**Data section:**
[Start of section]
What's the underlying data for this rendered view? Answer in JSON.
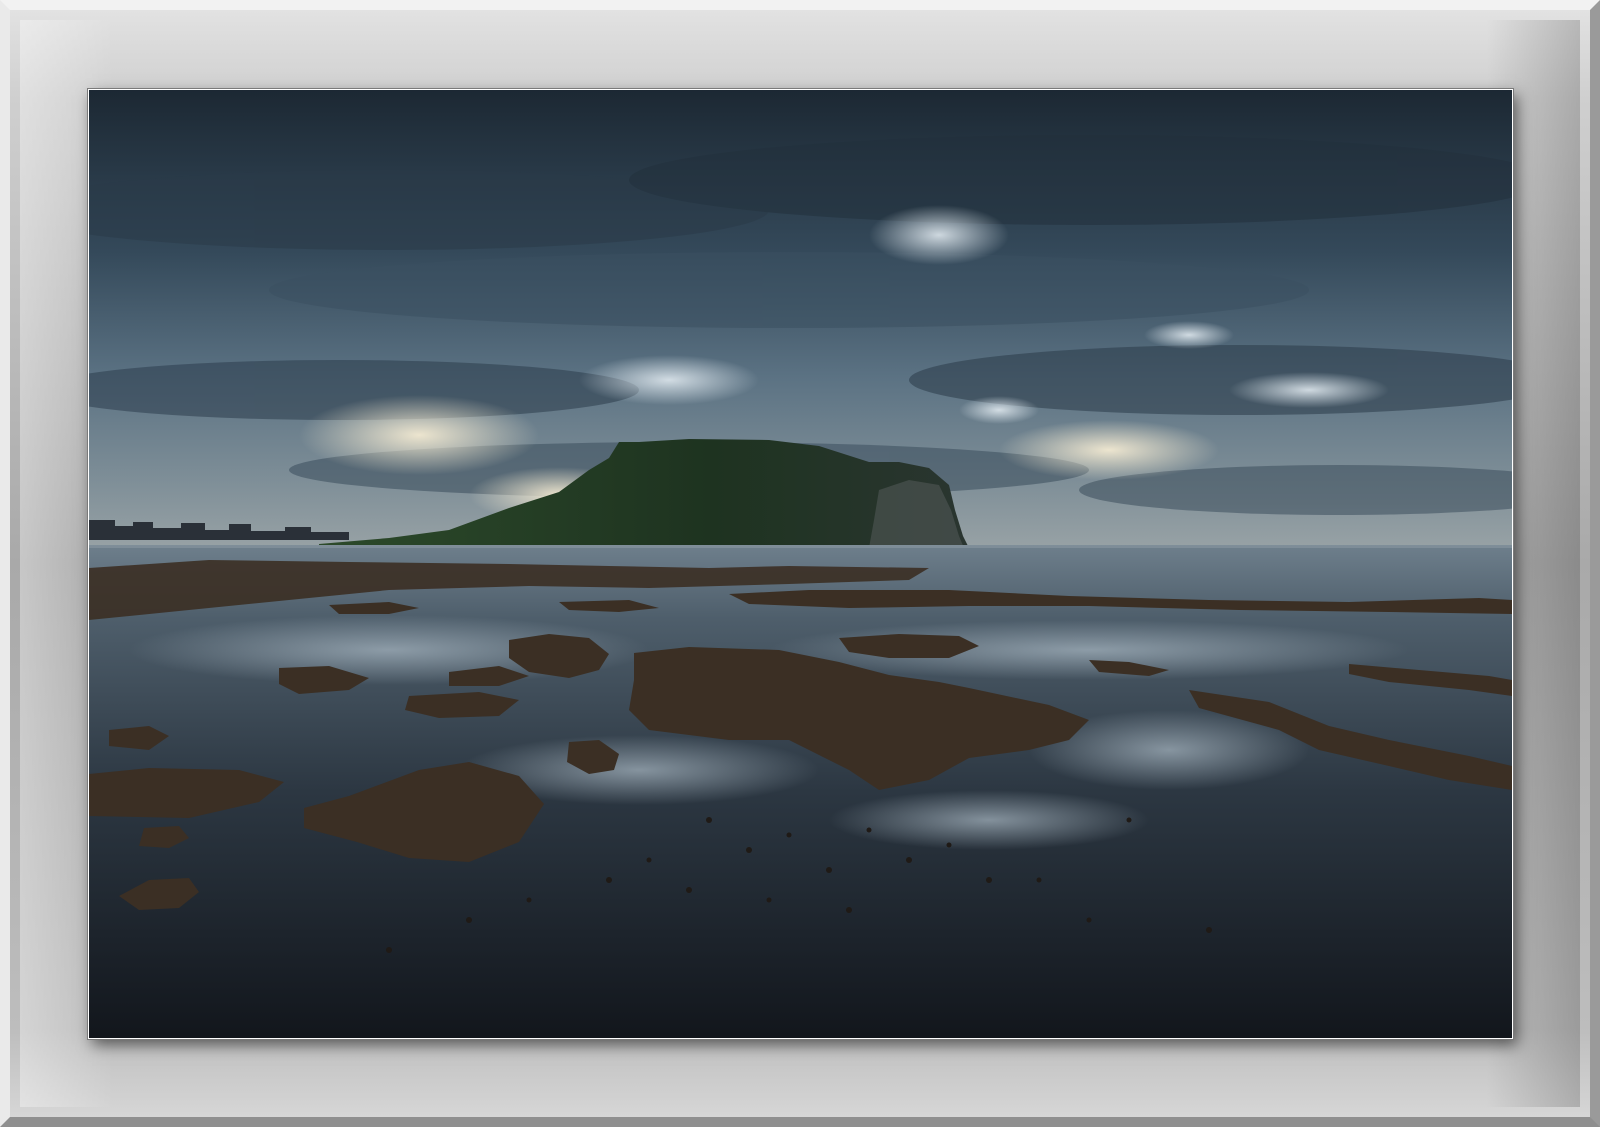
{
  "image": {
    "subject": "coastal-landscape",
    "palette": {
      "sky_dark": "#1e2a36",
      "sky_mid": "#4a6273",
      "sky_light": "#c9d4da",
      "horizon_glow": "#e8e2cf",
      "headland": "#1c2a20",
      "sea": "#4d5c69",
      "rock": "#3a2e22",
      "pool_reflection": "#6f8596",
      "frame_gray": "#a9a9a9"
    }
  }
}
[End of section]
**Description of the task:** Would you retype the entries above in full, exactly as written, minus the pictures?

**Exercise response:**
What's the underlying data for this rendered view? Answer in JSON.
{
  "image": {
    "subject": "coastal-landscape",
    "palette": {
      "sky_dark": "#1e2a36",
      "sky_mid": "#4a6273",
      "sky_light": "#c9d4da",
      "horizon_glow": "#e8e2cf",
      "headland": "#1c2a20",
      "sea": "#4d5c69",
      "rock": "#3a2e22",
      "pool_reflection": "#6f8596",
      "frame_gray": "#a9a9a9"
    }
  }
}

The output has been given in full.